[PROBLEM REQUIREMENTS]
Give back an exact copy of the listing that follows, without the pictures.
**** RECORDS ****
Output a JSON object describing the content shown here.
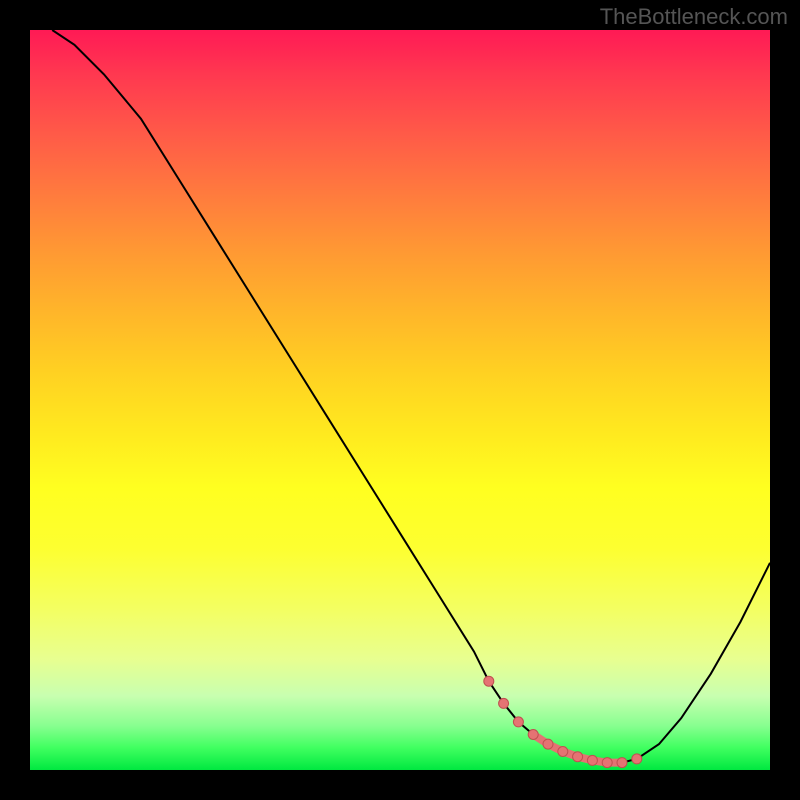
{
  "watermark": "TheBottleneck.com",
  "colors": {
    "background": "#000000",
    "curve": "#000000",
    "marker": "#e57373",
    "gradient_top": "#ff1a55",
    "gradient_bottom": "#00e840"
  },
  "chart_data": {
    "type": "line",
    "title": "",
    "xlabel": "",
    "ylabel": "",
    "xlim": [
      0,
      100
    ],
    "ylim": [
      0,
      100
    ],
    "x": [
      3,
      6,
      10,
      15,
      20,
      25,
      30,
      35,
      40,
      45,
      50,
      55,
      60,
      62,
      64,
      66,
      68,
      70,
      72,
      74,
      76,
      78,
      80,
      82,
      85,
      88,
      92,
      96,
      100
    ],
    "values": [
      100,
      98,
      94,
      88,
      80,
      72,
      64,
      56,
      48,
      40,
      32,
      24,
      16,
      12,
      9,
      6.5,
      4.8,
      3.5,
      2.5,
      1.8,
      1.3,
      1.0,
      1.0,
      1.5,
      3.5,
      7,
      13,
      20,
      28
    ],
    "markers": {
      "x": [
        62,
        64,
        66,
        68,
        70,
        72,
        74,
        76,
        78,
        80,
        82
      ],
      "values": [
        12,
        9,
        6.5,
        4.8,
        3.5,
        2.5,
        1.8,
        1.3,
        1.0,
        1.0,
        1.5
      ]
    }
  }
}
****
[ANSWER TO THIS EXERCISE]
Output a JSON object describing the content shown here.
{
  "watermark": "TheBottleneck.com",
  "colors": {
    "background": "#000000",
    "curve": "#000000",
    "marker": "#e57373",
    "gradient_top": "#ff1a55",
    "gradient_bottom": "#00e840"
  },
  "chart_data": {
    "type": "line",
    "title": "",
    "xlabel": "",
    "ylabel": "",
    "xlim": [
      0,
      100
    ],
    "ylim": [
      0,
      100
    ],
    "x": [
      3,
      6,
      10,
      15,
      20,
      25,
      30,
      35,
      40,
      45,
      50,
      55,
      60,
      62,
      64,
      66,
      68,
      70,
      72,
      74,
      76,
      78,
      80,
      82,
      85,
      88,
      92,
      96,
      100
    ],
    "values": [
      100,
      98,
      94,
      88,
      80,
      72,
      64,
      56,
      48,
      40,
      32,
      24,
      16,
      12,
      9,
      6.5,
      4.8,
      3.5,
      2.5,
      1.8,
      1.3,
      1.0,
      1.0,
      1.5,
      3.5,
      7,
      13,
      20,
      28
    ],
    "markers": {
      "x": [
        62,
        64,
        66,
        68,
        70,
        72,
        74,
        76,
        78,
        80,
        82
      ],
      "values": [
        12,
        9,
        6.5,
        4.8,
        3.5,
        2.5,
        1.8,
        1.3,
        1.0,
        1.0,
        1.5
      ]
    }
  }
}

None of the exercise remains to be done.